Google Moving From Mobile-First World To AI-First

Google Moving From Mobile-First World To AI-First

Key Message from Google’s Earnings Call: AI-First. On tonight’s Q4 earnings call, Google CEO Sundar Pichai reiterated that we are quickly moving from a mobile-first world to an AI-first one.

“Looking to the future, the next big step will be for the very concept of the ‘device’ to fade away. Over time, the computer itself — whatever its form factor — will be an intelligent assistant helping you through your day. We will move from mobile-first to an AI-first world” – Sundar Pichai
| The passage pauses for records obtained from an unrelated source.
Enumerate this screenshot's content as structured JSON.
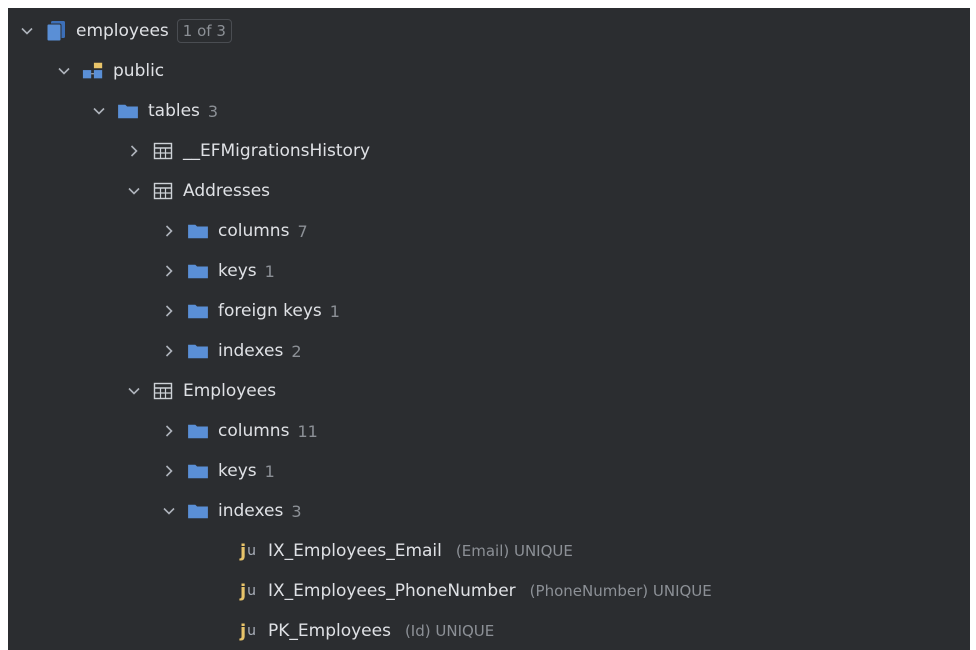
{
  "tree": {
    "root": {
      "label": "employees",
      "badge": "1 of 3"
    },
    "schema": {
      "label": "public"
    },
    "tables": {
      "label": "tables",
      "count": "3"
    },
    "t1": {
      "label": "__EFMigrationsHistory"
    },
    "t2": {
      "label": "Addresses",
      "columns": {
        "label": "columns",
        "count": "7"
      },
      "keys": {
        "label": "keys",
        "count": "1"
      },
      "fkeys": {
        "label": "foreign keys",
        "count": "1"
      },
      "indexes": {
        "label": "indexes",
        "count": "2"
      }
    },
    "t3": {
      "label": "Employees",
      "columns": {
        "label": "columns",
        "count": "11"
      },
      "keys": {
        "label": "keys",
        "count": "1"
      },
      "indexes": {
        "label": "indexes",
        "count": "3"
      },
      "idx": [
        {
          "name": "IX_Employees_Email",
          "detail": "(Email) UNIQUE"
        },
        {
          "name": "IX_Employees_PhoneNumber",
          "detail": "(PhoneNumber) UNIQUE"
        },
        {
          "name": "PK_Employees",
          "detail": "(Id) UNIQUE"
        }
      ]
    }
  },
  "colors": {
    "panel": "#2b2d30",
    "folder": "#5a8fd6",
    "text": "#dfe1e5",
    "muted": "#8c9096",
    "index": "#e8c46a"
  },
  "icons": [
    "chevron-down-icon",
    "chevron-right-icon",
    "database-icon",
    "schema-icon",
    "folder-icon",
    "table-icon",
    "index-icon"
  ]
}
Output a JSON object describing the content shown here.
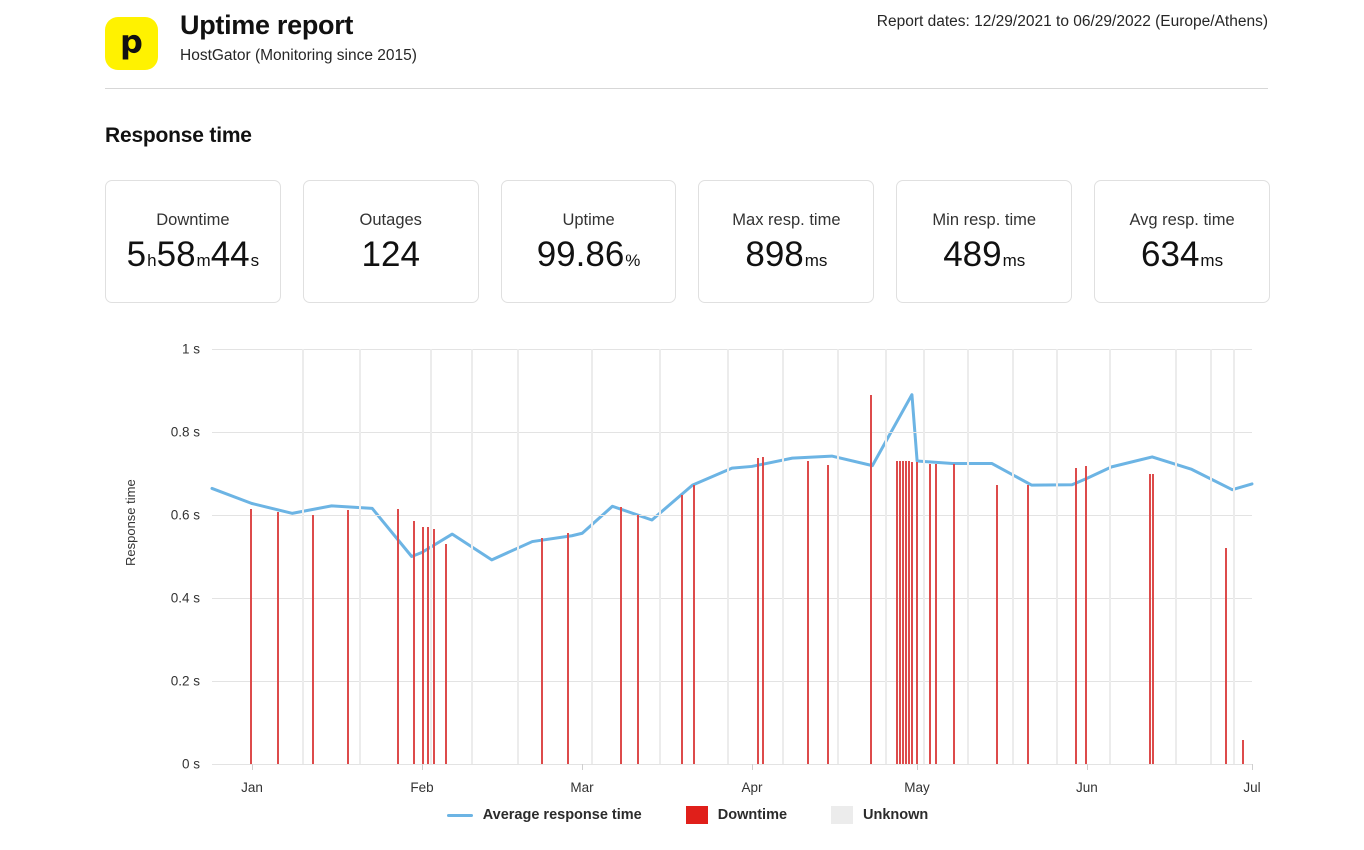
{
  "header": {
    "logo_icon": "pingdom-logo-icon",
    "logo_glyph": "p",
    "logo_color": "#FFF200",
    "title": "Uptime report",
    "subtitle": "HostGator (Monitoring since 2015)",
    "report_dates": "Report dates: 12/29/2021 to 06/29/2022 (Europe/Athens)"
  },
  "section": {
    "title": "Response time"
  },
  "stats": [
    {
      "label": "Downtime",
      "value": "5",
      "unit": "h",
      "value2": "58",
      "unit2": "m",
      "value3": "44",
      "unit3": "s"
    },
    {
      "label": "Outages",
      "value": "124",
      "unit": ""
    },
    {
      "label": "Uptime",
      "value": "99.86",
      "unit": "%"
    },
    {
      "label": "Max resp. time",
      "value": "898",
      "unit": "ms"
    },
    {
      "label": "Min resp. time",
      "value": "489",
      "unit": "ms"
    },
    {
      "label": "Avg resp. time",
      "value": "634",
      "unit": "ms"
    }
  ],
  "legend": [
    {
      "name": "average-response-time",
      "label": "Average response time",
      "type": "line",
      "color": "#6cb4e4"
    },
    {
      "name": "downtime",
      "label": "Downtime",
      "type": "box",
      "color": "#e01f1a"
    },
    {
      "name": "unknown",
      "label": "Unknown",
      "type": "box",
      "color": "#ececec"
    }
  ],
  "chart_data": {
    "type": "line",
    "title": "Response time",
    "xlabel": "",
    "ylabel": "Response time",
    "ylim": [
      0,
      1
    ],
    "yticks": [
      0,
      0.2,
      0.4,
      0.6,
      0.8,
      1
    ],
    "ytick_labels": [
      "0 s",
      "0.2 s",
      "0.4 s",
      "0.6 s",
      "0.8 s",
      "1 s"
    ],
    "grid": "horizontal",
    "legend_position": "bottom",
    "xlim": [
      "2021-12-29",
      "2022-06-29"
    ],
    "xtick_labels": [
      "Jan",
      "Feb",
      "Mar",
      "Apr",
      "May",
      "Jun",
      "Jul"
    ],
    "xtick_positions": [
      0.0385,
      0.2019,
      0.3558,
      0.5192,
      0.6779,
      0.8413,
      1.0
    ],
    "series": [
      {
        "name": "Average response time",
        "color": "#6cb4e4",
        "unit": "s",
        "x": [
          0.0,
          0.038,
          0.077,
          0.115,
          0.154,
          0.192,
          0.202,
          0.231,
          0.269,
          0.308,
          0.346,
          0.356,
          0.385,
          0.423,
          0.462,
          0.5,
          0.519,
          0.558,
          0.596,
          0.635,
          0.673,
          0.678,
          0.712,
          0.75,
          0.788,
          0.827,
          0.841,
          0.865,
          0.904,
          0.942,
          0.981,
          1.0
        ],
        "values": [
          0.664,
          0.628,
          0.604,
          0.622,
          0.616,
          0.5,
          0.51,
          0.554,
          0.492,
          0.536,
          0.55,
          0.556,
          0.621,
          0.588,
          0.672,
          0.713,
          0.717,
          0.737,
          0.742,
          0.719,
          0.89,
          0.73,
          0.724,
          0.724,
          0.672,
          0.673,
          0.688,
          0.716,
          0.74,
          0.71,
          0.661,
          0.675
        ]
      }
    ],
    "downtime_bars": [
      {
        "x": 0.0365,
        "height": 0.615
      },
      {
        "x": 0.0625,
        "height": 0.607
      },
      {
        "x": 0.0962,
        "height": 0.6
      },
      {
        "x": 0.1298,
        "height": 0.613
      },
      {
        "x": 0.1779,
        "height": 0.614
      },
      {
        "x": 0.1933,
        "height": 0.585
      },
      {
        "x": 0.2019,
        "height": 0.572
      },
      {
        "x": 0.2067,
        "height": 0.57
      },
      {
        "x": 0.2125,
        "height": 0.566
      },
      {
        "x": 0.224,
        "height": 0.531
      },
      {
        "x": 0.3163,
        "height": 0.545
      },
      {
        "x": 0.3413,
        "height": 0.556
      },
      {
        "x": 0.3923,
        "height": 0.62
      },
      {
        "x": 0.4087,
        "height": 0.6
      },
      {
        "x": 0.451,
        "height": 0.648
      },
      {
        "x": 0.4625,
        "height": 0.672
      },
      {
        "x": 0.524,
        "height": 0.737
      },
      {
        "x": 0.5288,
        "height": 0.74
      },
      {
        "x": 0.5721,
        "height": 0.73
      },
      {
        "x": 0.5913,
        "height": 0.721
      },
      {
        "x": 0.6327,
        "height": 0.89
      },
      {
        "x": 0.6577,
        "height": 0.73
      },
      {
        "x": 0.6606,
        "height": 0.73
      },
      {
        "x": 0.6635,
        "height": 0.73
      },
      {
        "x": 0.6663,
        "height": 0.73
      },
      {
        "x": 0.6692,
        "height": 0.73
      },
      {
        "x": 0.6721,
        "height": 0.728
      },
      {
        "x": 0.6769,
        "height": 0.727
      },
      {
        "x": 0.6894,
        "height": 0.724
      },
      {
        "x": 0.6952,
        "height": 0.724
      },
      {
        "x": 0.7125,
        "height": 0.722
      },
      {
        "x": 0.7538,
        "height": 0.673
      },
      {
        "x": 0.7837,
        "height": 0.672
      },
      {
        "x": 0.8298,
        "height": 0.713
      },
      {
        "x": 0.8394,
        "height": 0.718
      },
      {
        "x": 0.901,
        "height": 0.7
      },
      {
        "x": 0.9038,
        "height": 0.7
      },
      {
        "x": 0.974,
        "height": 0.52
      },
      {
        "x": 0.9904,
        "height": 0.058
      }
    ],
    "unknown_bars": [
      {
        "x": 0.0865
      },
      {
        "x": 0.1413
      },
      {
        "x": 0.2096
      },
      {
        "x": 0.249
      },
      {
        "x": 0.2933
      },
      {
        "x": 0.3644
      },
      {
        "x": 0.4298
      },
      {
        "x": 0.4952
      },
      {
        "x": 0.5481
      },
      {
        "x": 0.601
      },
      {
        "x": 0.6471
      },
      {
        "x": 0.6837
      },
      {
        "x": 0.726
      },
      {
        "x": 0.7692
      },
      {
        "x": 0.8115
      },
      {
        "x": 0.8625
      },
      {
        "x": 0.926
      },
      {
        "x": 0.9596
      },
      {
        "x": 0.9817
      }
    ]
  }
}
We couldn’t agree more. As we detailed in our recent piece, The 5 Focuses, Google, Amazon, and Apple have all made artificial intelligence a core focus. AI touches most of the Internet products we use from the tech giants. From a user standpoint, AI makes products better and more effective. It makes them more of a joy to use, meaning we spend more time with them. From a financial standpoint, AI-enhanced products mean consumers spend more money. For Google, more time spent is more opportunities to show relevant ads. For Amazon, more time spent means more opportunities to unearth products the consumer didn’t know about, but might want to buy. For Apple, more time spent means more opportunity for them to provide you with their emerging Services or time to prove the value of your device and retain you as a loyal upgrader.  

AI Transition Risk. A problem for Google will be figuring out how to monetize the artificially-intelligent evolution of search. The shift to an AI-first world means that the 10 blue search results links may go away, which will have negative near-term consequences for Google search monetization, just like the shift from desktop to mobile. Eventually, AI will be a positive for the Google story.   Thinking about search over the past two decades, we’ve gone from PC to mobile to voice interfaces. On PCs, our large screens meant we saw all of the sponsored links and shopping results and most of the 10 organic links, if not all of them. On mobile, our small screens mean we see at least a couple of sponsored links and maybe a few organic links. Google was successful in maintaining monetization of its core product even as it moved from large PC screens to small mobile screens, although it had to work out some issues with click prices during the early transition. It’s hard to say what the future might look like for voice interface, but Google has a track record of adapting to new interfaces, and our bet is that AI search will be a better user experience and monetization opportunity. 

Amazon, Apple, Artificial Intelligence, Google